His work also includes in-depth studies of the American musical theatre composers Jerome Kern and Stephen Sondheim. While at Birmingham he orchestrated from the existing piano scores Sondheim's first (and then unperformed) musical Saturday Night, holding a study day presentation of excerpts in 1994, advising the Bridewell Theatre's world premiere in 1997, and staging a full production at the University in 1998.[9]

Selected publicationsEdit


  1. ^ a b c "Professor Stephen Banfield", University of Bristol. Retrieved 18 December 2018.
  2. ^ a b International Who's Who in Classical Music 2009 (Routledge, 2009), p. 49.
  3. ^ "Solo song in England from 1900 to 1940: critical studies of the late flowering of a romantic genre", SOLO: Bodleian Library Catalogue.

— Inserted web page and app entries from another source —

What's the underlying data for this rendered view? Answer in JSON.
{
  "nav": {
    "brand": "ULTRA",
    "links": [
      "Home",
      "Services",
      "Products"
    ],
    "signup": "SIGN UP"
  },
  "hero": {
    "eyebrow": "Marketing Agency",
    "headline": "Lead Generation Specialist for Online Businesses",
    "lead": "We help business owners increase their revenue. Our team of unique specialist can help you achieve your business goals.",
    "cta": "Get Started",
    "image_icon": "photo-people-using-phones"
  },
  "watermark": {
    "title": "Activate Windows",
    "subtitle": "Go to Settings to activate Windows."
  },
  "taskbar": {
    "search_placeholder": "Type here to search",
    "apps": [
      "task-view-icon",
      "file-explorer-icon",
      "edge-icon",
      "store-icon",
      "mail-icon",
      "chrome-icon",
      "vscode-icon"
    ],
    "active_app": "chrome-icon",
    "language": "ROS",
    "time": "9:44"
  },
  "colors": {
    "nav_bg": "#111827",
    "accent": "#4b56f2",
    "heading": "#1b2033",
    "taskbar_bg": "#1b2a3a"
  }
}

Retrieved 18 December 2018.
  4. ^ "North American British Music Studies Association, Vol.2, No.2 (Autumn 2006)". Archived from the original on 2011-07-27. Retrieved 2009-07-17.
  5. ^ Banfield, Stephen. Music in the West Country (2018), Boydell & Brewer
  6. ^ Kroeger, Karl. 'Reviewed Works: Sensibility and English Song by Steven Banfield', in Notes, Vol 48 No 1, September 1991, p 108-10
  7. ^ Kelly, Richard. 'Gerald Finzi: an English Composer' from Faber Finds
  8. ^ The Light Brigade, 2 August 1995 listing, BBC Genome
  9. ^ a b Department of Music at Birmingham: RAE submissions (2001)
Academic offices
Preceded by Stanley Hugh Badock Professor of Music,
University of Bristol

Succeeded by